Support Your Local Businesses

May 28, 2020 12:00AM ● By Jackie Flaherty

The COVID-19 pandemic has upended lives and businesses alike. Some businesses are thriving while many are hurting or struggling. Unemployment is at an all-time high. For those who are working or who have income through other means, it would be helpful to spend money at your community businesses.

For every $100 spent locally, 70 percent stays in the area. For that same $100 spent online (not to a local business), that money does not stay in the community, nor will the businesses remain that are currently here if they aren’t shown some love in the form of purchases.

Online sales are booming because people are home shopping, but this is not serving our local financial well-being. If you’re spending money on things you want and need, why not do it with discretion of where you want your money to go. If you’re not spending money except on essentials, then consider for the future where you will start spending your money when the time has come to purchase a non-essential. Consider businesses you drive by in your neighborhood, including local restaurants, gift shops, bookstores, florists, hardware stores–you get the idea. We are all aware that one person cannot do it all, but when each of us does something, those somethings add up and make a substantial difference.

What Can You Do?

1.     List your local shops and then see which ones are open to phone orders and/or have an online shopping option.

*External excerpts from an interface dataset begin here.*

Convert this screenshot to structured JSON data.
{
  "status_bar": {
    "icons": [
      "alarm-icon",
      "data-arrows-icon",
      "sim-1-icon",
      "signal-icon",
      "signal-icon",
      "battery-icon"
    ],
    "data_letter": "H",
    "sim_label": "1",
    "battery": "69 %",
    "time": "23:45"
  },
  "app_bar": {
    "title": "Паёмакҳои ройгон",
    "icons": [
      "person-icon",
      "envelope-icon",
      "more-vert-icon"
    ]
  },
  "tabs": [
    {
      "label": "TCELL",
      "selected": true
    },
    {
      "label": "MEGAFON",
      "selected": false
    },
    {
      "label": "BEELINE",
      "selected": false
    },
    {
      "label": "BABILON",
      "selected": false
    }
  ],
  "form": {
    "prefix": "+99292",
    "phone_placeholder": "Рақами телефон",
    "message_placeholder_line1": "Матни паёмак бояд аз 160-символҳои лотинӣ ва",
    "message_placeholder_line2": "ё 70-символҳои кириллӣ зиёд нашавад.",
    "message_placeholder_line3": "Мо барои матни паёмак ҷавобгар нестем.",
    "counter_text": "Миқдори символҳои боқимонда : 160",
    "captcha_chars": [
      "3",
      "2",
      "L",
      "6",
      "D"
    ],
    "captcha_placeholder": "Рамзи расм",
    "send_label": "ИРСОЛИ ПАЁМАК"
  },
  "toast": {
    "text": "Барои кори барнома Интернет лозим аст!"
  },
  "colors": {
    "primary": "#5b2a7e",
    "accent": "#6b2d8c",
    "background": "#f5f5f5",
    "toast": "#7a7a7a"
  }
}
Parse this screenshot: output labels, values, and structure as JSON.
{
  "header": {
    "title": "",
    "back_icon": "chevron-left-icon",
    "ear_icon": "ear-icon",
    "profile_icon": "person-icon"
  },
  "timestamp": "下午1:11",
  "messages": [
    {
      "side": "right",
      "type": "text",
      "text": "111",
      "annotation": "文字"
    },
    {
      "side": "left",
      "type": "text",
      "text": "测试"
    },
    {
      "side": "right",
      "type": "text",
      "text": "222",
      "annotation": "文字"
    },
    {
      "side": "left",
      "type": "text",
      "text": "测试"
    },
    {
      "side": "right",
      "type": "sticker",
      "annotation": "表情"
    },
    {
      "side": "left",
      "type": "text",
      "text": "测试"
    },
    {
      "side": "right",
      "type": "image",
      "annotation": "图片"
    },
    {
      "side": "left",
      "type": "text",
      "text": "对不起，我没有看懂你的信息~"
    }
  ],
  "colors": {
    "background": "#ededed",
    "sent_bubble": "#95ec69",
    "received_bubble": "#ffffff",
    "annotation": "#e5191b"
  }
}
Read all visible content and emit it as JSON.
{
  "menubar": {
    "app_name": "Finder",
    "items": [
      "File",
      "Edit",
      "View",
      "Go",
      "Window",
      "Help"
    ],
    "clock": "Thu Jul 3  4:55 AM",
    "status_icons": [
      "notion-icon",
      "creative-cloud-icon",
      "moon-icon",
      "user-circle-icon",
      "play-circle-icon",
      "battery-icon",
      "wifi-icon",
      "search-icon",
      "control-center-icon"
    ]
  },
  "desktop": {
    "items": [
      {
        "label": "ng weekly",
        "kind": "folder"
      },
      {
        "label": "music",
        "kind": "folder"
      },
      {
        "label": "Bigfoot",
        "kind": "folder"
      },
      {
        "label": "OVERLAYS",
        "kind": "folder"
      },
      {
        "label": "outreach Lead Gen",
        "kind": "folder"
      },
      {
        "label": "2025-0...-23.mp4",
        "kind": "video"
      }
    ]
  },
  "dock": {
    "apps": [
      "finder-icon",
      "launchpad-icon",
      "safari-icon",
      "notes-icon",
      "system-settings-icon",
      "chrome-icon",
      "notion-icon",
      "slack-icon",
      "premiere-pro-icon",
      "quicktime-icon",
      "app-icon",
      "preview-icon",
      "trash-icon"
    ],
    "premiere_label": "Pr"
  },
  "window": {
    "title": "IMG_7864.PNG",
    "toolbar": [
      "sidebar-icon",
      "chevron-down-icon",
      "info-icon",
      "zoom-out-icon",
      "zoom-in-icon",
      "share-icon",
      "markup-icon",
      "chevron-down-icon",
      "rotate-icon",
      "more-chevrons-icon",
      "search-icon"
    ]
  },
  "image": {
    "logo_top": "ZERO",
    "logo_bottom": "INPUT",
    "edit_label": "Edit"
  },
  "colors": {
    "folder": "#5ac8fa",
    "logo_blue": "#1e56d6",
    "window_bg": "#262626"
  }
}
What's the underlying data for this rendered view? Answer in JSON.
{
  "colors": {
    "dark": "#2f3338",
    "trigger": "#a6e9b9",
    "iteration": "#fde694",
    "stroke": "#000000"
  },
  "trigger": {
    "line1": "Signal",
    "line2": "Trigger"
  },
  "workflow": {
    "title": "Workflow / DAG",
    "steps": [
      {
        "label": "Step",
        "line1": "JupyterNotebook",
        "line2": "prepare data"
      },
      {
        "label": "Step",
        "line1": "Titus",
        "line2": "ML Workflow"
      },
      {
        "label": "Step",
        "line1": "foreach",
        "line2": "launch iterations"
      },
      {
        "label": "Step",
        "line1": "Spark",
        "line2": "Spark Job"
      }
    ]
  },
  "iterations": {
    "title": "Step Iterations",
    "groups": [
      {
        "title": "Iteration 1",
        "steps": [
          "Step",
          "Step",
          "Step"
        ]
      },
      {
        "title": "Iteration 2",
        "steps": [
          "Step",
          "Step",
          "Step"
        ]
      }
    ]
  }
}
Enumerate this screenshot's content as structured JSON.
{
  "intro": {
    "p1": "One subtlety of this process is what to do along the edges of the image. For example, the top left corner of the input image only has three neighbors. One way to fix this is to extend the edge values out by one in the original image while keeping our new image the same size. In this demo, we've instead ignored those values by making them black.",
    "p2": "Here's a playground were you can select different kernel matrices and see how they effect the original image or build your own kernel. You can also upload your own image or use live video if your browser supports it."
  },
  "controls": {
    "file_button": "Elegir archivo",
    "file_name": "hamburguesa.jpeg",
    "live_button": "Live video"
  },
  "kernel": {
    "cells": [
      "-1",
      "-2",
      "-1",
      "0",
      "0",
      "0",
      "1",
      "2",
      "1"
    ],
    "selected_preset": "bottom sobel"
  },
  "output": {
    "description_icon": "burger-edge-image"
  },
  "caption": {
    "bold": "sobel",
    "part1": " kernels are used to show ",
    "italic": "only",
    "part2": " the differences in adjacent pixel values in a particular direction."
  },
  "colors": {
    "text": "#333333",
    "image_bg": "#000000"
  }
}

Make a plan to get something at one of them each week or each month.

2.     Share your favorite stores with your social circle on social media, in an email request or some other format to encourage them to shop there.

3.     Buy gift cards and give them as gifts or save them for yourself to use later.

4.     Encourage others to list their own favorite places and ask them to share their list with you.

5.     If you belong to a church or an organization that can share and support the small businesses of its members, suggest that they share these businesses online or in their weekly or monthly newsletter to encourage them to shop local and support their club or congregant members.

6.     Find other ways to promote shopping local in your circle of influence and encourage others to do the same.

 Jackie Flaherty is a freelance writer in the Minneapolis-St. Paul area.

Read the full June 2020 Magazine